Following a widening theological rift with the national Episcopal Church, Episcopalian clergy and laity in Pittsburgh have voted 227 to 82 to "realign" their diocese with a more traditional province in the Anglican Communion.
In 2003, the Episcopal Church ordained as bishop of New Hampshire V. Gene Robinson, an openly gay man who had divorced his wife. The event has triggered intense controversy between conservative Episcopalians and more liberal Episcopalians within the church.
Episcopalian Bishop of Pittsburgh Robert W. Duncan defended the decision to split away, saying “What we’re trying to do is state clearly in the United States for the authority of Scripture.” He claimed that more liberal bishops “have hijacked my church, and that’s how most of the people here feel.”
Bishop Duncan is also moderator of the Anglican Communion Network, an alliance of conservative dioceses and parishes.
A few days before the vote, the head of the Episcopalian Church, USA, Presiding Bishop Katharine Jefferts Schori wrote to Bishop Duncan warning him he would face canonical discipline and civil lawsuits if he "committed canonical offenses" including overseeing the approval of the resolution to separate.
Reverend George Warner, president of the House of Deputies for the national church until last year, explained the likely consequences of this decision. “Katharine Schori is extremely clear,” Reverend Werner said. “If a diocese like this chooses to claim $30 million in trust funds and 70 churches, she’d be negligent in her duty to let them leave. She can’t back down.”
Custody of the diocese’s church properties and financial resources could be intensely disputed by both the national church and the Diocese of Pittsburgh in the event of separation.
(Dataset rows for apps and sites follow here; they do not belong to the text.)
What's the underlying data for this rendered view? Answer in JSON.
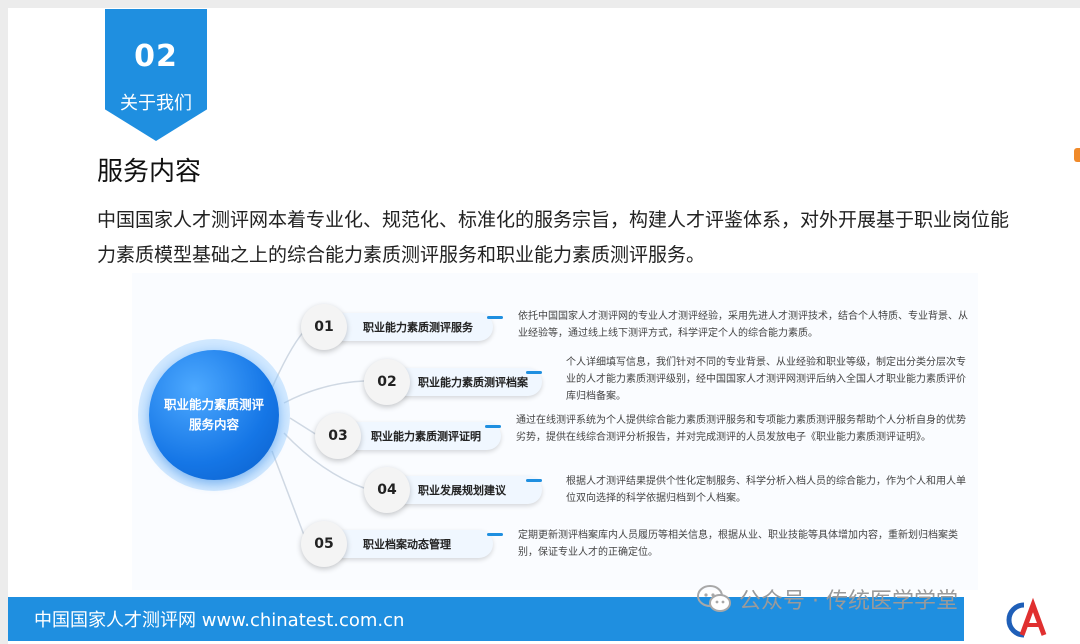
{
  "section": {
    "number": "02",
    "label": "关于我们"
  },
  "title": "服务内容",
  "intro": "中国国家人才测评网本着专业化、规范化、标准化的服务宗旨，构建人才评鉴体系，对外开展基于职业岗位能力素质模型基础之上的综合能力素质测评服务和职业能力素质测评服务。",
  "diagram": {
    "hub": {
      "line1": "职业能力素质测评",
      "line2": "服务内容"
    },
    "items": [
      {
        "num": "01",
        "label": "职业能力素质测评服务",
        "desc": "依托中国国家人才测评网的专业人才测评经验，采用先进人才测评技术，结合个人特质、专业背景、从业经验等，通过线上线下测评方式，科学评定个人的综合能力素质。"
      },
      {
        "num": "02",
        "label": "职业能力素质测评档案",
        "desc": "个人详细填写信息，我们针对不同的专业背景、从业经验和职业等级，制定出分类分层次专业的人才能力素质测评级别，经中国国家人才测评网测评后纳入全国人才职业能力素质评价库归档备案。"
      },
      {
        "num": "03",
        "label": "职业能力素质测评证明",
        "desc": "通过在线测评系统为个人提供综合能力素质测评服务和专项能力素质测评服务帮助个人分析自身的优势劣势，提供在线综合测评分析报告，并对完成测评的人员发放电子《职业能力素质测评证明》。"
      },
      {
        "num": "04",
        "label": "职业发展规划建议",
        "desc": "根据人才测评结果提供个性化定制服务、科学分析入档人员的综合能力，作为个人和用人单位双向选择的科学依据归档到个人档案。"
      },
      {
        "num": "05",
        "label": "职业档案动态管理",
        "desc": "定期更新测评档案库内人员履历等相关信息，根据从业、职业技能等具体增加内容，重新划归档案类别，保证专业人才的正确定位。"
      }
    ]
  },
  "footer": {
    "text": "中国国家人才测评网 www.chinatest.com.cn"
  },
  "watermark": {
    "text": "公众号 · 传统医学学堂"
  },
  "logo": {
    "text": "CA"
  },
  "colors": {
    "accent": "#1f8fe0",
    "hub": "#1576e6",
    "edge_mark": "#f08a2a"
  }
}
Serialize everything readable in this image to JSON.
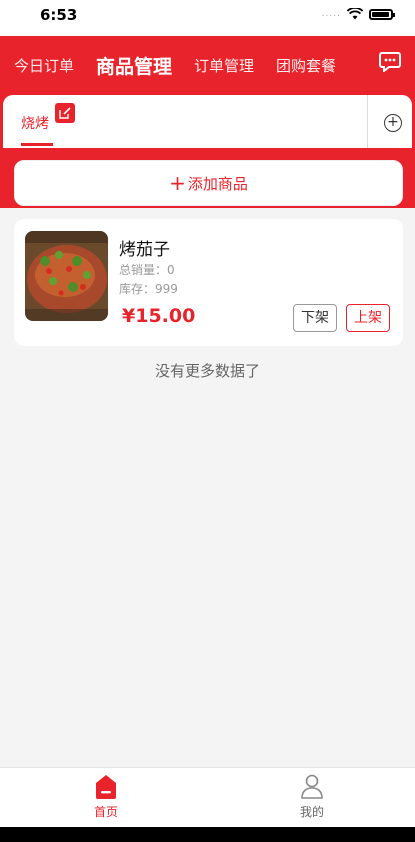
{
  "status": {
    "time": "6:53",
    "signal": "....."
  },
  "nav": {
    "items": [
      "今日订单",
      "商品管理",
      "订单管理",
      "团购套餐"
    ],
    "active_index": 1
  },
  "tabs": {
    "items": [
      "烧烤"
    ],
    "active": "烧烤"
  },
  "add_product_label": "添加商品",
  "add_product_plus": "+",
  "products": [
    {
      "name": "烤茄子",
      "sales_label": "总销量：",
      "sales": "0",
      "stock_label": "库存：",
      "stock": "999",
      "price": "¥15.00",
      "off_label": "下架",
      "on_label": "上架"
    }
  ],
  "no_more_text": "没有更多数据了",
  "bottom_nav": {
    "home": "首页",
    "me": "我的"
  },
  "colors": {
    "accent": "#e9232b",
    "background": "#f4f4f4"
  }
}
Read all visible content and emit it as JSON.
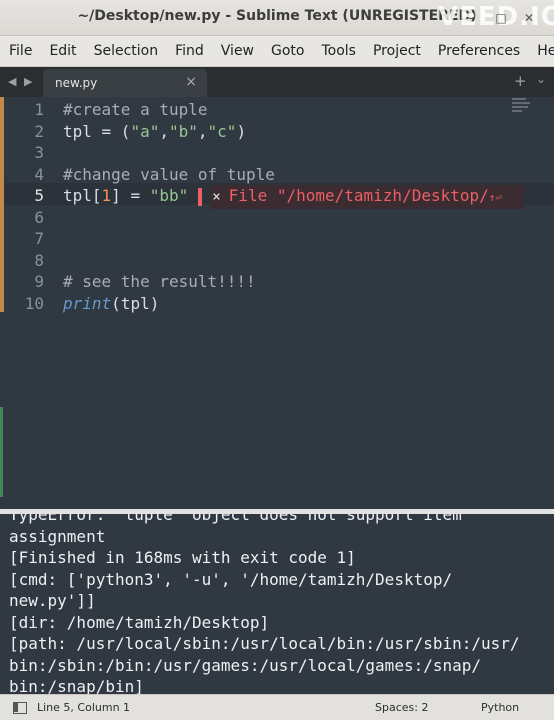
{
  "window": {
    "title": "~/Desktop/new.py - Sublime Text (UNREGISTERED)",
    "watermark": "VEED.IO",
    "controls": {
      "minimize": "–",
      "maximize": "□",
      "close": "✕"
    }
  },
  "menu": [
    "File",
    "Edit",
    "Selection",
    "Find",
    "View",
    "Goto",
    "Tools",
    "Project",
    "Preferences",
    "Help"
  ],
  "tabs": {
    "nav": "◀ ▶",
    "active": {
      "label": "new.py",
      "close": "×"
    },
    "new_tab": "+",
    "overflow": "⌄"
  },
  "editor": {
    "line_numbers": [
      "1",
      "2",
      "3",
      "4",
      "5",
      "6",
      "7",
      "8",
      "9",
      "10"
    ],
    "active_line": 5,
    "lines": {
      "l1": "#create a tuple",
      "l2_var": "tpl",
      "l2_eq": " = (",
      "l2_s1": "\"a\"",
      "l2_s2": "\"b\"",
      "l2_s3": "\"c\"",
      "l2_end": ")",
      "l4": "#change value of tuple",
      "l5_var": "tpl[",
      "l5_num": "1",
      "l5_mid": "] = ",
      "l5_str": "\"bb\"",
      "l9": "# see the result!!!!",
      "l10_fn": "print",
      "l10_args": "(tpl)"
    },
    "error_phantom": {
      "close": "×",
      "text": "File \"/home/tamizh/Desktop/",
      "tail": "↑⏎"
    }
  },
  "output": {
    "text": "TypeError: 'tuple' object does not support item\nassignment\n[Finished in 168ms with exit code 1]\n[cmd: ['python3', '-u', '/home/tamizh/Desktop/\nnew.py']]\n[dir: /home/tamizh/Desktop]\n[path: /usr/local/sbin:/usr/local/bin:/usr/sbin:/usr/\nbin:/sbin:/bin:/usr/games:/usr/local/games:/snap/\nbin:/snap/bin]"
  },
  "status": {
    "position": "Line 5, Column 1",
    "spaces": "Spaces: 2",
    "syntax": "Python"
  }
}
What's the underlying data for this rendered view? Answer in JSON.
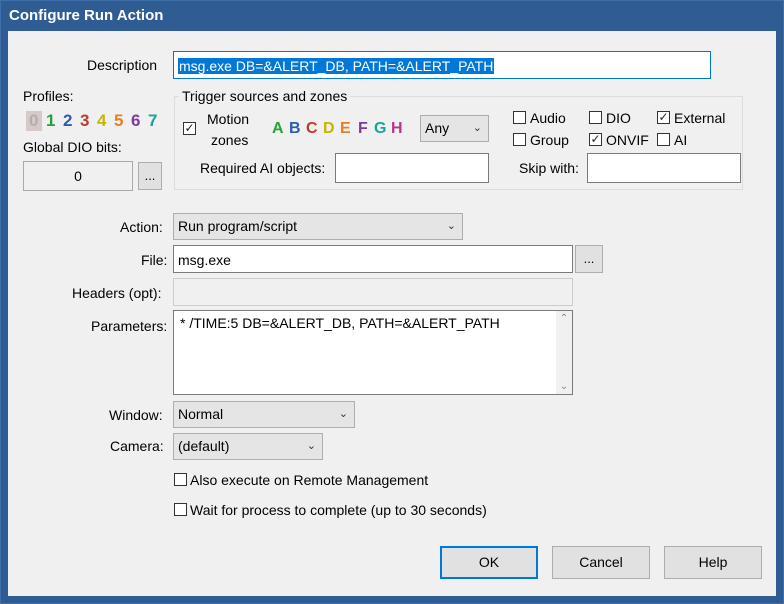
{
  "window": {
    "title": "Configure Run Action"
  },
  "description": {
    "label": "Description",
    "value": "msg.exe DB=&ALERT_DB, PATH=&ALERT_PATH"
  },
  "profiles": {
    "label": "Profiles:",
    "digits": [
      {
        "text": "0",
        "color": "#b0b0b0"
      },
      {
        "text": "1",
        "color": "#2e9e3a"
      },
      {
        "text": "2",
        "color": "#2a5db0"
      },
      {
        "text": "3",
        "color": "#c0392b"
      },
      {
        "text": "4",
        "color": "#c9b400"
      },
      {
        "text": "5",
        "color": "#e67e22"
      },
      {
        "text": "6",
        "color": "#7d3c98"
      },
      {
        "text": "7",
        "color": "#1aa39a"
      }
    ]
  },
  "global_dio": {
    "label": "Global DIO bits:",
    "value": "0",
    "button": "..."
  },
  "trigger": {
    "title": "Trigger sources and zones",
    "motion_label_1": "Motion",
    "motion_label_2": "zones",
    "motion_checked": "✓",
    "zones": [
      {
        "text": "A",
        "color": "#2e9e3a"
      },
      {
        "text": "B",
        "color": "#2a5db0"
      },
      {
        "text": "C",
        "color": "#c0392b"
      },
      {
        "text": "D",
        "color": "#c9b400"
      },
      {
        "text": "E",
        "color": "#e67e22"
      },
      {
        "text": "F",
        "color": "#7d3c98"
      },
      {
        "text": "G",
        "color": "#1aa39a"
      },
      {
        "text": "H",
        "color": "#b03a8c"
      }
    ],
    "any_select": "Any",
    "checks": {
      "audio": {
        "label": "Audio",
        "mark": ""
      },
      "dio": {
        "label": "DIO",
        "mark": ""
      },
      "external": {
        "label": "External",
        "mark": "✓"
      },
      "group": {
        "label": "Group",
        "mark": ""
      },
      "onvif": {
        "label": "ONVIF",
        "mark": "✓"
      },
      "ai": {
        "label": "AI",
        "mark": ""
      }
    },
    "required_ai_label": "Required AI objects:",
    "required_ai_value": "",
    "skip_with_label": "Skip with:",
    "skip_with_value": ""
  },
  "action": {
    "label": "Action:",
    "value": "Run program/script"
  },
  "file": {
    "label": "File:",
    "value": "msg.exe",
    "button": "..."
  },
  "headers": {
    "label": "Headers (opt):",
    "value": ""
  },
  "parameters": {
    "label": "Parameters:",
    "value": "* /TIME:5 DB=&ALERT_DB, PATH=&ALERT_PATH"
  },
  "window_mode": {
    "label": "Window:",
    "value": "Normal"
  },
  "camera": {
    "label": "Camera:",
    "value": "(default)"
  },
  "options": {
    "remote": {
      "label": "Also execute on Remote Management",
      "mark": ""
    },
    "wait": {
      "label": "Wait for process to complete (up to 30 seconds)",
      "mark": ""
    }
  },
  "buttons": {
    "ok": "OK",
    "cancel": "Cancel",
    "help": "Help"
  }
}
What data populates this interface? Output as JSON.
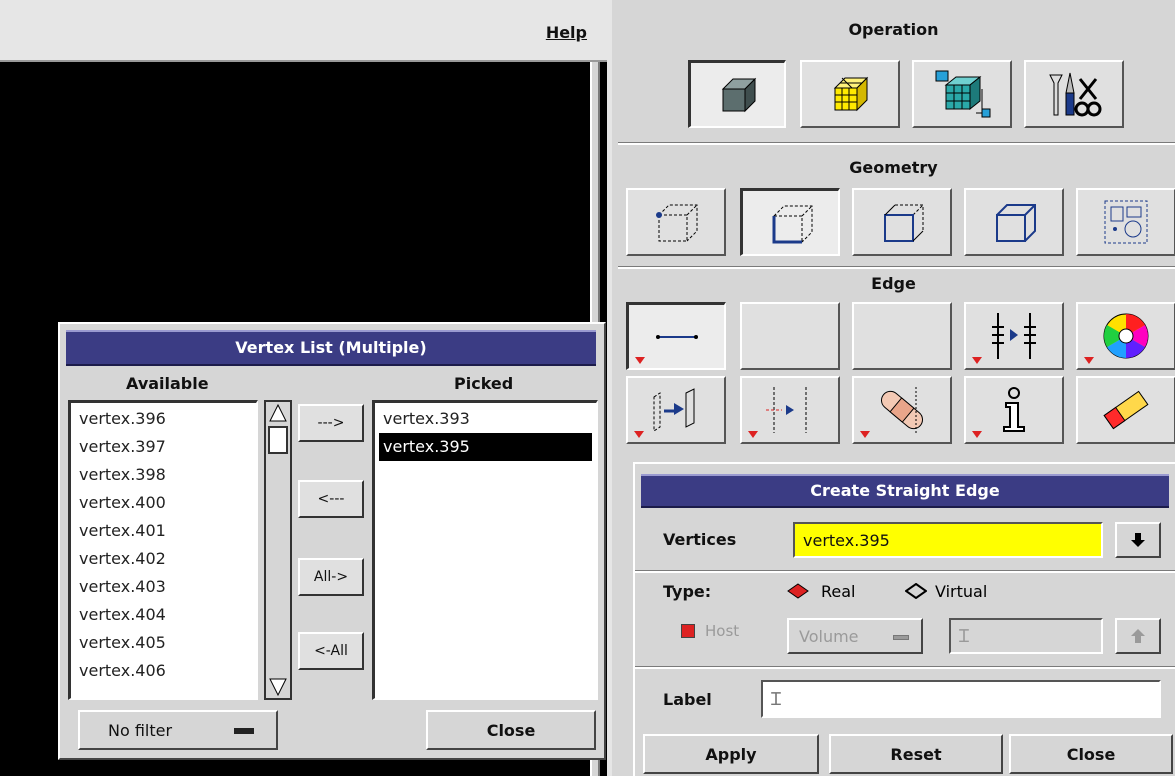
{
  "menubar": {
    "help_label": "Help"
  },
  "operation": {
    "title": "Operation",
    "buttons": [
      "geometry-cube-icon",
      "mesh-grid-icon",
      "zones-icon",
      "tools-icon"
    ]
  },
  "geometry": {
    "title": "Geometry"
  },
  "edge": {
    "title": "Edge"
  },
  "create_edge": {
    "title": "Create Straight Edge",
    "vertices_label": "Vertices",
    "vertices_value": "vertex.395",
    "type_label": "Type:",
    "type_real": "Real",
    "type_virtual": "Virtual",
    "host_label": "Host",
    "host_option": "Volume",
    "label_label": "Label",
    "label_value": "",
    "apply": "Apply",
    "reset": "Reset",
    "close": "Close",
    "field_color": "#ffff00"
  },
  "vertex_list": {
    "title": "Vertex List (Multiple)",
    "available_header": "Available",
    "picked_header": "Picked",
    "available": [
      "vertex.396",
      "vertex.397",
      "vertex.398",
      "vertex.400",
      "vertex.401",
      "vertex.402",
      "vertex.403",
      "vertex.404",
      "vertex.405",
      "vertex.406"
    ],
    "picked": [
      "vertex.393",
      "vertex.395"
    ],
    "selected_picked": "vertex.395",
    "btn_add": "--->",
    "btn_remove": "<---",
    "btn_add_all": "All->",
    "btn_remove_all": "<-All",
    "filter": "No filter",
    "close": "Close"
  },
  "colors": {
    "title_bar": "#3b3c84",
    "panel": "#d6d6d6",
    "accent_red": "#dd2222"
  }
}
The Diocese of Pittsburgh joins the Diocese of San Joaquin in California in making a preliminary vote to separate from the Episcopal Church. The Episcopal Diocese of Fort Worth is also considering a similar vote.